Corresponding Author: Ludwig T. Weckbach, MD (firstname.lastname@example.org), and Christian Schulz, MD, Medizinische Klinik und Poliklinik I, Ludwig Maximilian University Hospital Munich, Marchioninistraße 15, 81377 Munich, Germany (email@example.com).
Author Contributions: Drs Weckbach and Schulz had full access to all the data in the study and take responsibility for the integrity of the data and the accuracy of the data analysis. Dr Weckbach and Ms Schweizer share first authorship.
Concept and design: Weckbach, Schweizer, Massberg, Schulz.
Acquisition, analysis, or interpretation of data: Weckbach, Schweizer, Kraechan, Bieber, Ishikawa-Ankerhold, Hausleiter, Straub, Klingel, Grabmaier, Zwiebel, Mann, Schulz.
Drafting of the manuscript: Weckbach, Schweizer, Kraechan, Ishikawa-Ankerhold, Schulz.
Critical revision of the manuscript for important intellectual content: Weckbach, Schweizer, Kraechan, Bieber, Hausleiter, Massberg, Straub, Klingel, Grabmaier, Zwiebel, Mann, Schulz.
Statistical analysis: Weckbach, Schweizer, Bieber, Ishikawa-Ankerhold, Straub, Zwiebel, Schulz.
Obtained funding: Weckbach, Massberg, Mann, Schulz.

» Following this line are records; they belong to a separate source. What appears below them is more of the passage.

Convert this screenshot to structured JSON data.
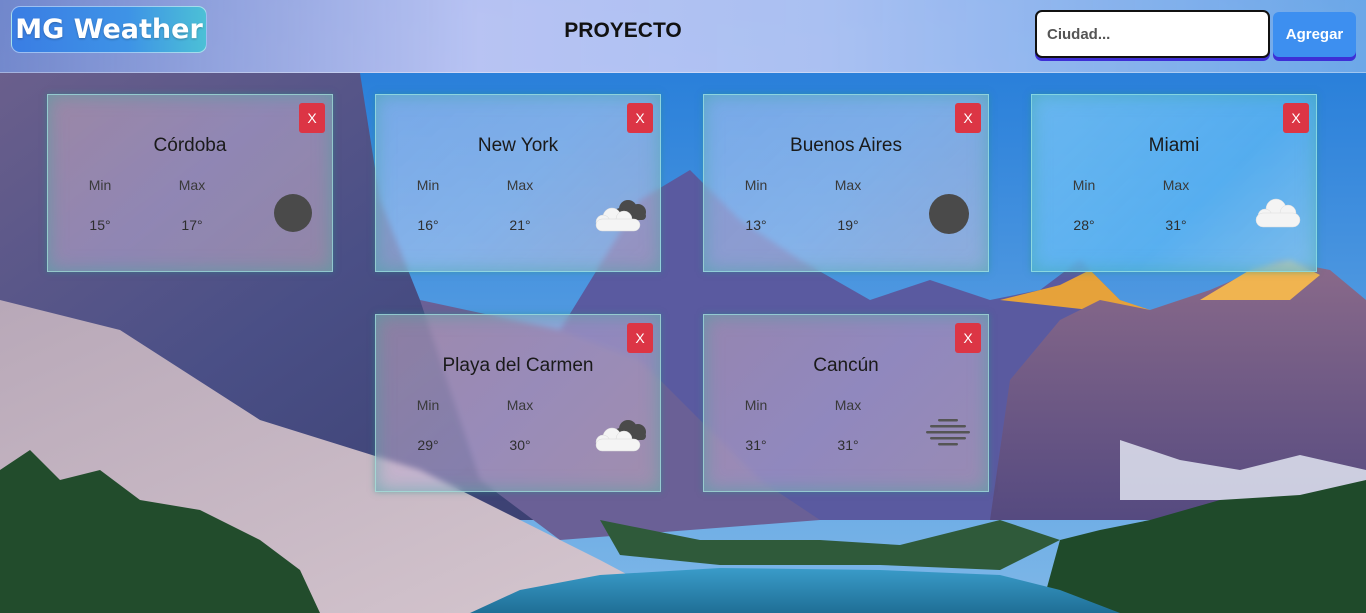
{
  "navbar": {
    "brand": "MG Weather",
    "title": "PROYECTO",
    "search_placeholder": "Ciudad...",
    "add_label": "Agregar"
  },
  "labels": {
    "min": "Min",
    "max": "Max",
    "close": "X"
  },
  "cards": [
    {
      "city": "Córdoba",
      "min": "15°",
      "max": "17°",
      "icon": "dark-circle-icon"
    },
    {
      "city": "New York",
      "min": "16°",
      "max": "21°",
      "icon": "clouds-icon"
    },
    {
      "city": "Buenos Aires",
      "min": "13°",
      "max": "19°",
      "icon": "dark-circle-icon"
    },
    {
      "city": "Miami",
      "min": "28°",
      "max": "31°",
      "icon": "cloud-icon"
    },
    {
      "city": "Playa del Carmen",
      "min": "29°",
      "max": "30°",
      "icon": "clouds-icon"
    },
    {
      "city": "Cancún",
      "min": "31°",
      "max": "31°",
      "icon": "mist-icon"
    }
  ],
  "colors": {
    "close_button": "#dc3545",
    "add_button": "#3d8ff0",
    "brand_gradient_start": "#3a7de4",
    "brand_gradient_end": "#4cc0d6",
    "button_shadow": "#3d2fd6"
  }
}
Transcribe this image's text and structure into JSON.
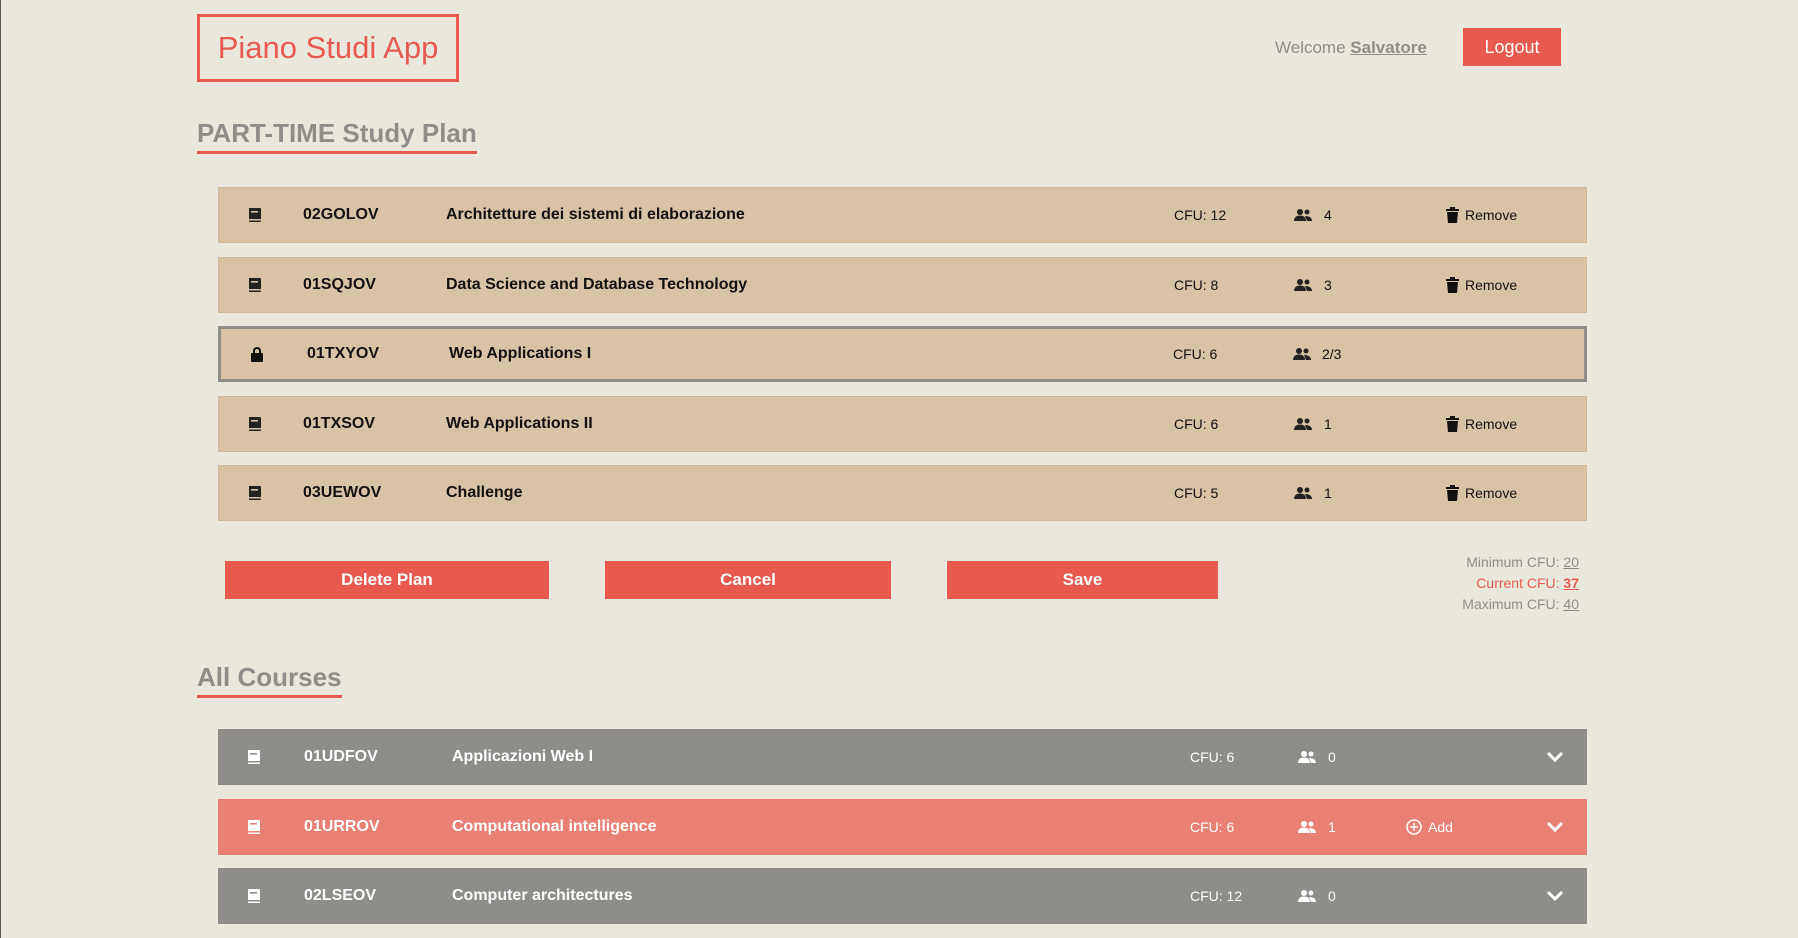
{
  "header": {
    "brand": "Piano Studi App",
    "welcome_prefix": "Welcome",
    "username": "Salvatore",
    "logout_label": "Logout"
  },
  "plan": {
    "title": "PART-TIME Study Plan",
    "courses": [
      {
        "code": "02GOLOV",
        "name": "Architetture dei sistemi di elaborazione",
        "cfu": "CFU: 12",
        "students": "4",
        "action": "Remove",
        "icon": "book-icon"
      },
      {
        "code": "01SQJOV",
        "name": "Data Science and Database Technology",
        "cfu": "CFU: 8",
        "students": "3",
        "action": "Remove",
        "icon": "book-icon"
      },
      {
        "code": "01TXYOV",
        "name": "Web Applications I",
        "cfu": "CFU: 6",
        "students": "2/3",
        "action": "",
        "icon": "lock-icon"
      },
      {
        "code": "01TXSOV",
        "name": "Web Applications II",
        "cfu": "CFU: 6",
        "students": "1",
        "action": "Remove",
        "icon": "book-icon"
      },
      {
        "code": "03UEWOV",
        "name": "Challenge",
        "cfu": "CFU: 5",
        "students": "1",
        "action": "Remove",
        "icon": "book-icon"
      }
    ],
    "buttons": {
      "delete": "Delete Plan",
      "cancel": "Cancel",
      "save": "Save"
    },
    "cfu_summary": {
      "min_label": "Minimum CFU:",
      "min_value": "20",
      "current_label": "Current CFU:",
      "current_value": "37",
      "max_label": "Maximum CFU:",
      "max_value": "40"
    }
  },
  "all_courses": {
    "title": "All Courses",
    "courses": [
      {
        "code": "01UDFOV",
        "name": "Applicazioni Web I",
        "cfu": "CFU: 6",
        "students": "0",
        "action": "",
        "status": "unavailable"
      },
      {
        "code": "01URROV",
        "name": "Computational intelligence",
        "cfu": "CFU: 6",
        "students": "1",
        "action": "Add",
        "status": "addable"
      },
      {
        "code": "02LSEOV",
        "name": "Computer architectures",
        "cfu": "CFU: 12",
        "students": "0",
        "action": "",
        "status": "unavailable"
      }
    ]
  },
  "colors": {
    "background": "#eae7dc",
    "accent": "#e85a4f",
    "plan_row": "#d8c3a5",
    "course_row": "#8e8d8a",
    "addable_row": "#e98074"
  }
}
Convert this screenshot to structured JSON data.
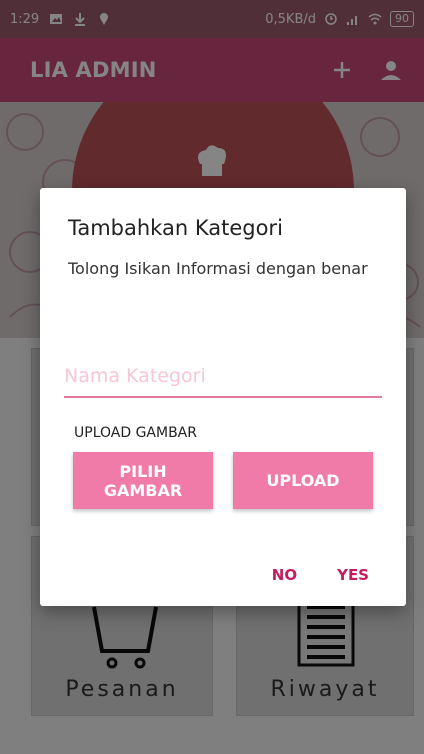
{
  "status_bar": {
    "time": "1:29",
    "network_speed": "0,5KB/d",
    "battery": "90",
    "icons": [
      "image-icon",
      "download-icon",
      "location-icon",
      "alarm-icon",
      "signal-icon",
      "wifi-icon"
    ]
  },
  "app_bar": {
    "title": "LIA ADMIN",
    "actions": [
      "add-icon",
      "person-icon"
    ]
  },
  "background_cards": [
    {
      "label": "Pesanan",
      "icon": "cart-icon"
    },
    {
      "label": "Riwayat",
      "icon": "document-icon"
    }
  ],
  "dialog": {
    "title": "Tambahkan Kategori",
    "message": "Tolong Isikan Informasi dengan benar",
    "category_input": {
      "value": "",
      "placeholder": "Nama Kategori"
    },
    "upload_label": "UPLOAD GAMBAR",
    "pick_image_button": "PILIH GAMBAR",
    "upload_button": "UPLOAD",
    "no_button": "NO",
    "yes_button": "YES"
  },
  "colors": {
    "primary": "#c54a78",
    "accent": "#f07aa8",
    "dialog_action": "#c41c60"
  }
}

Administrative, technical, or material support: Weckbach, Schweizer, Kraechan, Bieber, Ishikawa-Ankerhold, Hausleiter, Klingel, Mann, Schulz.
Supervision: Weckbach, Ishikawa-Ankerhold, Hausleiter, Massberg, Grabmaier, Mann, Schulz.
Conflict of Interest Disclosures: Dr Hausleiter reported receiving personal fees from Abbott Vascular and Edwards Lifesciences outside the submitted work. Dr Grabmaier reported receiving grants from the Deutsches Zentrum für Herz-Kreislauf-Forschung and personal fees from AstraZeneca and Lilly Deutschland outside the submitted work. No other disclosures were reported.
Funding/Support: This study was supported by grant SFB 914 (projects A10 [Dr Schulz], B10 [Dr Weckbach], and Z01 [Dr Ishikawa-Ankerhold]) from the German Research Foundation (DFG) and the DFG-funded Clinician Scientist Program in Vascular Medicine (Dr Kraechan).
Role of the Funder/Sponsor: The funding organization had no role in the design and conduct of the study; collection, management, analysis, and interpretation of the data; preparation, review, or approval of the manuscript; and decision to submit the manuscript for publication.
Group information: Members of the EMB Study Group appear in Supplement 2.
Additional Contributions: Anna Titova, MSc, Dominic van den Heuvel, TA, and Judith Arcifa, TA, of the Ludwig Maximilian University Hospital Munich, provided expert technical assistance; Marvin Thielert, MSc, of the Max Plank Institute for Biochemistry, provided assistance with mass spectrometry measurements; and coinvestigators Peter Boekstegers, MD, of Helios Klinikum Siegburg, Thomas Gehrig, MD, of Brüderkrankenhaus Trier, Claudius Jacobshagen, MD, of St. Vincentius-Kliniken Karlsruhe, Werner Moshage, MD, of Klinikum Traunstein, and Nikos Werner, MD, of Brüderkrankenhaus Trier, helped with the acquisition of EMB specimens and provided clinical data. None of the contributors received financial compensation for their assistance.